writing? If you’re Alicia Keys, you do a little bit of the
same but with a little less than a lifetime to replicate the
original. The pressure of an already overrated debut looming, Keys
knows that she has much to live up to, however unfair those
expectations are. That in mind, she launches into the familiar.
With an audacious title and introduction that flirts with
self-importance, it’s clear that this is an ambitious album.
Her fusion and hopping between various genres — which made
her so popular and captured the ears and wallets of fans worldwide
— is on display yet again. From “Heartburn,”
which is a bit of throwback funk, to the piano-drenched classic
soul of the lead single, “You Don’t Know My
Name,” she is still reaching across the spectrum.
Her technical talent is obvious, but what also becomes clear as
the album plays out is her lack of songwriting ability. At her most
bizarre she talks about her medulla oblongata being electrified,
but more often it’s just flat. There is a feeling of
redundancy in the writing displayed on the album, especially when
compared to Songs in A Minor. “When You Really Love
Someone” sounds like a diet version of “A Woman’s
Worth” from her first album in both melody and lyrics. Beside
the Kanye West-produced lead single, nothing is immediately
grabbing and her attempts at concept songs don’t particularly
work either. “Samsonite Man” and “Dragon
Days” come off as trite and disposable.
She seems to have set a tonal quality to her sound and it almost
backs her into a corner. It becomes the “Alicia Keys”
sound and it stagnates into mood music. Keys clearly has found her

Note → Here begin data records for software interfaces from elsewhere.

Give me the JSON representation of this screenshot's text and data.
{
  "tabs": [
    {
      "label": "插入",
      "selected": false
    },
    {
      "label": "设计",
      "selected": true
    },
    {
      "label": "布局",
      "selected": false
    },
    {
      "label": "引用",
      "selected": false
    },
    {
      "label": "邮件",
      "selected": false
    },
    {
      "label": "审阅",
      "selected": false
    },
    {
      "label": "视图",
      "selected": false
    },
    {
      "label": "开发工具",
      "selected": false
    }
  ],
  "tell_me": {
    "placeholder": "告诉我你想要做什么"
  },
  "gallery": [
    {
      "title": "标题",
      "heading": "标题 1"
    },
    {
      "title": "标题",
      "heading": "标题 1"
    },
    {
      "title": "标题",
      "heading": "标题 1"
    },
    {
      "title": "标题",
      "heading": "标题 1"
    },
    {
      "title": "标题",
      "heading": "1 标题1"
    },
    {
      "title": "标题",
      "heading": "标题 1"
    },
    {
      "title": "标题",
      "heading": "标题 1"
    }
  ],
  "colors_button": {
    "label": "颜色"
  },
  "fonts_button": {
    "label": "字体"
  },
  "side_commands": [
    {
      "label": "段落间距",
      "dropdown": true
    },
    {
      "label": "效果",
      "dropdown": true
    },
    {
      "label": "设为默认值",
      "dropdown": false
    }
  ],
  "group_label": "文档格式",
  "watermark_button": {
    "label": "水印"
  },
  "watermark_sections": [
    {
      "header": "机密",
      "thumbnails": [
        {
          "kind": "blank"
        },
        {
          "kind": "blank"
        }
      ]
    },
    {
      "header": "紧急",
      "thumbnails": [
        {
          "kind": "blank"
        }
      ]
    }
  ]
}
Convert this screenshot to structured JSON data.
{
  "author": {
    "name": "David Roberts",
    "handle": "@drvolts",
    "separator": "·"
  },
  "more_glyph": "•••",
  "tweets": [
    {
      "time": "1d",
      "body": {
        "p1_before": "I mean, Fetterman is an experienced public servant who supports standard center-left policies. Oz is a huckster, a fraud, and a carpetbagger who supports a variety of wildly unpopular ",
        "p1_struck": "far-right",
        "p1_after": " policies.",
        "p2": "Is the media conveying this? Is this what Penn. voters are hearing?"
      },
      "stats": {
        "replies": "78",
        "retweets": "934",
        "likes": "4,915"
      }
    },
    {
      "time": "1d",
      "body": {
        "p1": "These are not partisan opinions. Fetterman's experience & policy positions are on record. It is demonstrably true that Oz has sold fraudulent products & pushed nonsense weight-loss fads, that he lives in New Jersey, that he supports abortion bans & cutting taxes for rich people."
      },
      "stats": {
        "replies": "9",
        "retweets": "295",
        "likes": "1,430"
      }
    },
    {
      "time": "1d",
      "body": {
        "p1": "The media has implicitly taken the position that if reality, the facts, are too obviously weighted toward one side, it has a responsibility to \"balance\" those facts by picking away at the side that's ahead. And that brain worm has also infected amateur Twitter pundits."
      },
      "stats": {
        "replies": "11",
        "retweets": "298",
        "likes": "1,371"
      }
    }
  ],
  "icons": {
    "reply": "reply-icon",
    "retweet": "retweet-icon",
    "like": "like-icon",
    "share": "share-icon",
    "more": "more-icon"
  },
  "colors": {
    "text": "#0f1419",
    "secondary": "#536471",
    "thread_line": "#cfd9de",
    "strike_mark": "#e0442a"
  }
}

niche in the popular music scene, but she’s not quite there
artistically. As a disciple of the singer-songwriter tradition, she
is trying to find her own unique voice, but realistically it
wouldn’t be the worst thing if she decided to outsource some
more of the writing, since that is when her album is at its
strongest. When the pressure is on, artists usually resort to
internal material. Moving away from the overly personal concept of
diary entries to a more extroverted style of music would do wonders
Rating: 3 out of 5 stars.